4 The wicked are not so,

but are like chaff that the wind drives away.

5 Therefore the wicked will not stand in the judgment,

nor sinners in the congregation of the righteous;
6 for the LORD knows the way of the righteous,

but the way of the wicked will perish.

After grain is harvested, it is beaten and winnowed out to separate the kernel of grain from the chaff. Chaff is the useless husk that surrounds the grain. The contrast could not be more stark. On the one hand, a firmly planted well nourished fruitful tree, and on the other hand, the empty husk of grain blown by the wind. There is the one with purpose, rooted, alive, thriving, growing, productive, and there is the lifeless empty shell. What a description of a life with no purpose, with no joy. A mere empty husk blown away by the wind.

The Way of the Righteous

The Lord knows the way of the righteous. The one who is rooted in God’s word, nourished and satisfied, the one who delights in the Lord, knows that there is none righteous, no not one. All have sinned and fall short of the glory of God. (Rom.3:10, 23). But the righteousness of God has been manifested, not a righteousness that comes from keeping the commandments, but a righteousness the entire scriptures point to, the righteousness of God through faith in Jesus Christ for all who believe (Rom.3:21-22), the righteousness of Christ that is counted to us, credited to us as a gift (Rom.4). By the obedience of Christ we are made righteous (Rom.5:18-19). The Lord knows the way of the righteous. The only path to a righteousness that pleases God is the sinner humbly trusting God to credit us with a righteousness not our own, the righteousness of Christ.

There are 25 other places in the Psalms where we are declared to be happy.

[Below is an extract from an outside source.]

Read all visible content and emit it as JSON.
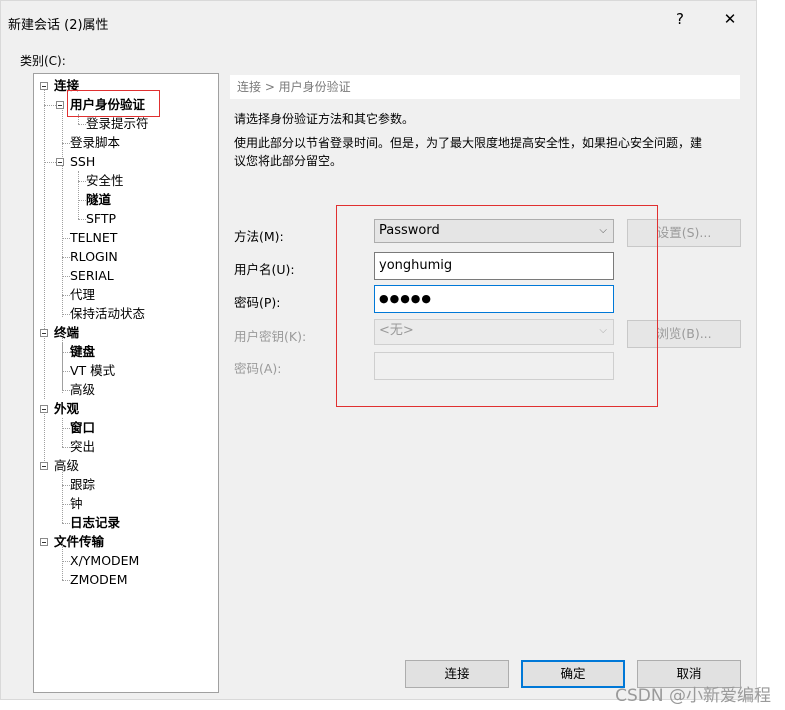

Those who are truly happy are:

those who delight in the instruction of the Lord (1:1 cf. Prov.3:13; 8:32, 34; 29:18)

those who trust in the Lord (2:12; 34:8; 40:4; 84:12; cf. Prov.16:20)

those whose God is the Lord (33:12; 144:15 (x2); 146:5)

those who enjoy the presence of the Lord (65:4; 89:15)

those whose strength is the Lord (84:5)

those who fear the Lord (112:1; 128:1-2; cf. Prov.28:14)

those who are forgiven (32:1-2)

those who are disciplined by the Lord (94:12)

those who do righteousness (106:3; 119:1-2; cf. Prov.20:7)

those who consider the poor (41:1; cf. Prov.14:21)

those who enjoy their children (127:5)

those who execute God’s judgment (137:8-9)

Known By the Lord

The Lord knows the way of the righteous. Those who are justified, declared righteous, credited with the perfect obedience of our Lord Jesus, are known by the Lord. The Lord know those who are his (2Tim.2:19). Those whose delight is in the word of God, who meditate on it day and night, are characterized by an intimacy with God. They are known by God.

Would you find real happiness? Do not seek it in that which is morally wrong, that which is offensive to God, that which looks down at others in pride. Do not listen to the counsel of unbelievers or follow their ways. Seek the righteousness that comes by faith in the finished work of Christ. Delight yourself in the Lord, in his word, treasure it, savor it, meditate on it, draw from it your nourishment day and night.

Pastor Rodney Zedicher ~ Ephraim Church of the Bible ~ www.ephraimbible.org

January 3, 2016 Posted by | occasional, podcast | , , , , , , , , , , , , | Leave a comment